Would you quote every entry exactly, dropping only the pictures?
▶
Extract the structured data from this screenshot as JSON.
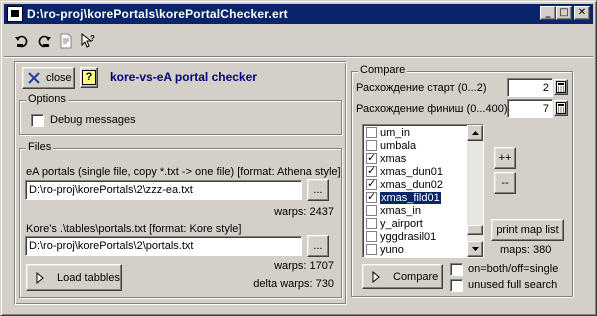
{
  "window": {
    "title": "D:\\ro-proj\\korePortals\\korePortalChecker.ert",
    "minimize": "_",
    "maximize": "□",
    "close": "✕"
  },
  "toolbar": {
    "icons": [
      "undo-arrow-icon",
      "redo-arrow-icon",
      "page-icon",
      "context-help-icon"
    ]
  },
  "header": {
    "close_label": "close",
    "help_label": "?",
    "app_title": "kore-vs-eA portal checker",
    "title_color": "#000080"
  },
  "options": {
    "legend": "Options",
    "debug_label": "Debug messages",
    "debug_checked": false
  },
  "files": {
    "legend": "Files",
    "ea_label": "eA portals (single file, copy *.txt -> one file) [format: Athena style]",
    "ea_path": "D:\\ro-proj\\korePortals\\2\\zzz-ea.txt",
    "ea_browse": "...",
    "ea_warps": "warps: 2437",
    "kore_label": "Kore's .\\tables\\portals.txt [format: Kore style]",
    "kore_path": "D:\\ro-proj\\korePortals\\2\\portals.txt",
    "kore_browse": "...",
    "kore_warps": "warps: 1707",
    "delta_warps": "delta warps: 730",
    "load_label": "Load tabbles"
  },
  "compare": {
    "legend": "Compare",
    "start_label": "Расхождение старт (0...2)",
    "start_value": "2",
    "finish_label": "Расхождение финиш (0...400)",
    "finish_value": "7",
    "maps": [
      {
        "name": "um_in",
        "checked": false,
        "selected": false
      },
      {
        "name": "umbala",
        "checked": false,
        "selected": false
      },
      {
        "name": "xmas",
        "checked": true,
        "selected": false
      },
      {
        "name": "xmas_dun01",
        "checked": true,
        "selected": false
      },
      {
        "name": "xmas_dun02",
        "checked": true,
        "selected": false
      },
      {
        "name": "xmas_fild01",
        "checked": true,
        "selected": true
      },
      {
        "name": "xmas_in",
        "checked": false,
        "selected": false
      },
      {
        "name": "y_airport",
        "checked": false,
        "selected": false
      },
      {
        "name": "yggdrasil01",
        "checked": false,
        "selected": false
      },
      {
        "name": "yuno",
        "checked": false,
        "selected": false
      }
    ],
    "plus_label": "++",
    "minus_label": "--",
    "print_label": "print map list",
    "maps_count": "maps: 380",
    "compare_label": "Compare",
    "onboth_label": "on=both/off=single",
    "onboth_checked": false,
    "unused_label": "unused full search",
    "unused_checked": false
  }
}
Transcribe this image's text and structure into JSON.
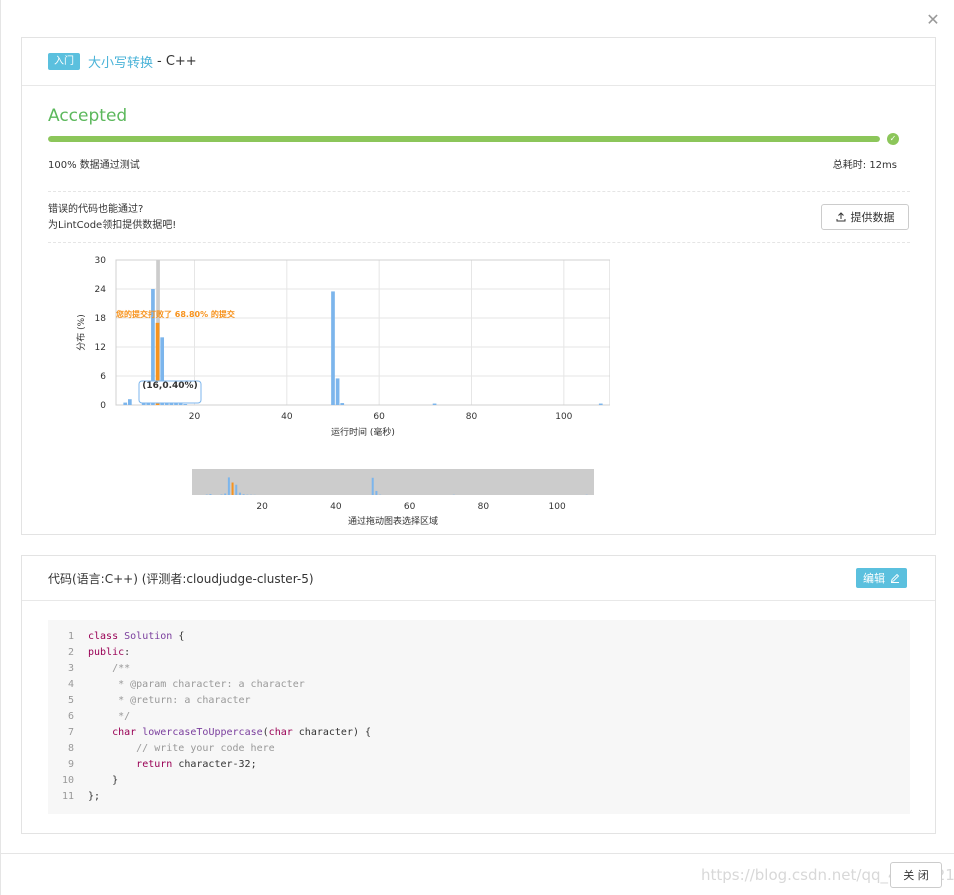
{
  "header": {
    "tag": "入门",
    "problem_title": "大小写转换",
    "language_suffix": "- C++"
  },
  "result": {
    "status": "Accepted",
    "progress_percent": 100,
    "pass_text": "100%  数据通过测试",
    "time_text": "总耗时: 12ms"
  },
  "hint": {
    "line1": "错误的代码也能通过?",
    "line2": "为LintCode领扣提供数据吧!",
    "provide_button": "提供数据"
  },
  "chart_data": {
    "type": "bar",
    "xlabel": "运行时间 (毫秒)",
    "ylabel": "分布 (%)",
    "ylim": [
      0,
      30
    ],
    "yticks": [
      0,
      6,
      12,
      18,
      24,
      30
    ],
    "xlim": [
      3,
      110
    ],
    "xticks": [
      20,
      40,
      60,
      80,
      100
    ],
    "annotation": "您的提交打败了 68.80% 的提交",
    "tooltip": "(16,0.40%)",
    "highlight_x": 12,
    "grid": true,
    "navigator_label": "通过拖动图表选择区域",
    "navigator_xticks": [
      20,
      40,
      60,
      80,
      100
    ],
    "bars": [
      {
        "x": 5,
        "y": 0.5
      },
      {
        "x": 6,
        "y": 1.2
      },
      {
        "x": 9,
        "y": 0.6
      },
      {
        "x": 10,
        "y": 2.0
      },
      {
        "x": 11,
        "y": 24.0
      },
      {
        "x": 12,
        "y": 17.0
      },
      {
        "x": 13,
        "y": 14.0
      },
      {
        "x": 14,
        "y": 3.2
      },
      {
        "x": 15,
        "y": 1.0
      },
      {
        "x": 16,
        "y": 0.4
      },
      {
        "x": 17,
        "y": 0.3
      },
      {
        "x": 18,
        "y": 0.2
      },
      {
        "x": 50,
        "y": 23.5
      },
      {
        "x": 51,
        "y": 5.5
      },
      {
        "x": 52,
        "y": 0.4
      },
      {
        "x": 72,
        "y": 0.3
      },
      {
        "x": 108,
        "y": 0.3
      }
    ],
    "colors": {
      "bar": "#7cb5ec",
      "highlight": "#f7931e",
      "annotation": "#f7931e",
      "crosshair": "#cccccc"
    }
  },
  "code_panel": {
    "title": "代码(语言:C++) (评测者:cloudjudge-cluster-5)",
    "edit_button": "编辑",
    "lines": [
      {
        "n": "1",
        "code": "class Solution {"
      },
      {
        "n": "2",
        "code": "public:"
      },
      {
        "n": "3",
        "code": "    /**"
      },
      {
        "n": "4",
        "code": "     * @param character: a character"
      },
      {
        "n": "5",
        "code": "     * @return: a character"
      },
      {
        "n": "6",
        "code": "     */"
      },
      {
        "n": "7",
        "code": "    char lowercaseToUppercase(char character) {"
      },
      {
        "n": "8",
        "code": "        // write your code here"
      },
      {
        "n": "9",
        "code": "        return character-32;"
      },
      {
        "n": "10",
        "code": "    }"
      },
      {
        "n": "11",
        "code": "};"
      }
    ]
  },
  "footer": {
    "close_button": "关 闭",
    "watermark": "https://blog.csdn.net/qq_42498215"
  },
  "icons": {
    "close": "close-icon",
    "check": "check-circle-icon",
    "upload": "upload-icon",
    "edit": "pencil-icon"
  }
}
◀
_RESPONSE TO THE TASK:_
Extract the structured data from this screenshot as JSON.
{
  "window": {
    "title": "D:\\ro-proj\\korePortals\\korePortalChecker.ert",
    "minimize": "_",
    "maximize": "□",
    "close": "✕"
  },
  "toolbar": {
    "icons": [
      "undo-arrow-icon",
      "redo-arrow-icon",
      "page-icon",
      "context-help-icon"
    ]
  },
  "header": {
    "close_label": "close",
    "help_label": "?",
    "app_title": "kore-vs-eA portal checker",
    "title_color": "#000080"
  },
  "options": {
    "legend": "Options",
    "debug_label": "Debug messages",
    "debug_checked": false
  },
  "files": {
    "legend": "Files",
    "ea_label": "eA portals (single file, copy *.txt -> one file) [format: Athena style]",
    "ea_path": "D:\\ro-proj\\korePortals\\2\\zzz-ea.txt",
    "ea_browse": "...",
    "ea_warps": "warps: 2437",
    "kore_label": "Kore's .\\tables\\portals.txt [format: Kore style]",
    "kore_path": "D:\\ro-proj\\korePortals\\2\\portals.txt",
    "kore_browse": "...",
    "kore_warps": "warps: 1707",
    "delta_warps": "delta warps: 730",
    "load_label": "Load tabbles"
  },
  "compare": {
    "legend": "Compare",
    "start_label": "Расхождение старт (0...2)",
    "start_value": "2",
    "finish_label": "Расхождение финиш (0...400)",
    "finish_value": "7",
    "maps": [
      {
        "name": "um_in",
        "checked": false,
        "selected": false
      },
      {
        "name": "umbala",
        "checked": false,
        "selected": false
      },
      {
        "name": "xmas",
        "checked": true,
        "selected": false
      },
      {
        "name": "xmas_dun01",
        "checked": true,
        "selected": false
      },
      {
        "name": "xmas_dun02",
        "checked": true,
        "selected": false
      },
      {
        "name": "xmas_fild01",
        "checked": true,
        "selected": true
      },
      {
        "name": "xmas_in",
        "checked": false,
        "selected": false
      },
      {
        "name": "y_airport",
        "checked": false,
        "selected": false
      },
      {
        "name": "yggdrasil01",
        "checked": false,
        "selected": false
      },
      {
        "name": "yuno",
        "checked": false,
        "selected": false
      }
    ],
    "plus_label": "++",
    "minus_label": "--",
    "print_label": "print map list",
    "maps_count": "maps: 380",
    "compare_label": "Compare",
    "onboth_label": "on=both/off=single",
    "onboth_checked": false,
    "unused_label": "unused full search",
    "unused_checked": false
  }
}
Transcribe this image's text and structure into JSON.
{
  "header": {
    "tag": "入门",
    "problem_title": "大小写转换",
    "language_suffix": "- C++"
  },
  "result": {
    "status": "Accepted",
    "progress_percent": 100,
    "pass_text": "100%  数据通过测试",
    "time_text": "总耗时: 12ms"
  },
  "hint": {
    "line1": "错误的代码也能通过?",
    "line2": "为LintCode领扣提供数据吧!",
    "provide_button": "提供数据"
  },
  "chart_data": {
    "type": "bar",
    "xlabel": "运行时间 (毫秒)",
    "ylabel": "分布 (%)",
    "ylim": [
      0,
      30
    ],
    "yticks": [
      0,
      6,
      12,
      18,
      24,
      30
    ],
    "xlim": [
      3,
      110
    ],
    "xticks": [
      20,
      40,
      60,
      80,
      100
    ],
    "annotation": "您的提交打败了 68.80% 的提交",
    "tooltip": "(16,0.40%)",
    "highlight_x": 12,
    "grid": true,
    "navigator_label": "通过拖动图表选择区域",
    "navigator_xticks": [
      20,
      40,
      60,
      80,
      100
    ],
    "bars": [
      {
        "x": 5,
        "y": 0.5
      },
      {
        "x": 6,
        "y": 1.2
      },
      {
        "x": 9,
        "y": 0.6
      },
      {
        "x": 10,
        "y": 2.0
      },
      {
        "x": 11,
        "y": 24.0
      },
      {
        "x": 12,
        "y": 17.0
      },
      {
        "x": 13,
        "y": 14.0
      },
      {
        "x": 14,
        "y": 3.2
      },
      {
        "x": 15,
        "y": 1.0
      },
      {
        "x": 16,
        "y": 0.4
      },
      {
        "x": 17,
        "y": 0.3
      },
      {
        "x": 18,
        "y": 0.2
      },
      {
        "x": 50,
        "y": 23.5
      },
      {
        "x": 51,
        "y": 5.5
      },
      {
        "x": 52,
        "y": 0.4
      },
      {
        "x": 72,
        "y": 0.3
      },
      {
        "x": 108,
        "y": 0.3
      }
    ],
    "colors": {
      "bar": "#7cb5ec",
      "highlight": "#f7931e",
      "annotation": "#f7931e",
      "crosshair": "#cccccc"
    }
  },
  "code_panel": {
    "title": "代码(语言:C++) (评测者:cloudjudge-cluster-5)",
    "edit_button": "编辑",
    "lines": [
      {
        "n": "1",
        "code": "class Solution {"
      },
      {
        "n": "2",
        "code": "public:"
      },
      {
        "n": "3",
        "code": "    /**"
      },
      {
        "n": "4",
        "code": "     * @param character: a character"
      },
      {
        "n": "5",
        "code": "     * @return: a character"
      },
      {
        "n": "6",
        "code": "     */"
      },
      {
        "n": "7",
        "code": "    char lowercaseToUppercase(char character) {"
      },
      {
        "n": "8",
        "code": "        // write your code here"
      },
      {
        "n": "9",
        "code": "        return character-32;"
      },
      {
        "n": "10",
        "code": "    }"
      },
      {
        "n": "11",
        "code": "};"
      }
    ]
  },
  "footer": {
    "close_button": "关 闭",
    "watermark": "https://blog.csdn.net/qq_42498215"
  },
  "icons": {
    "close": "close-icon",
    "check": "check-circle-icon",
    "upload": "upload-icon",
    "edit": "pencil-icon"
  }
}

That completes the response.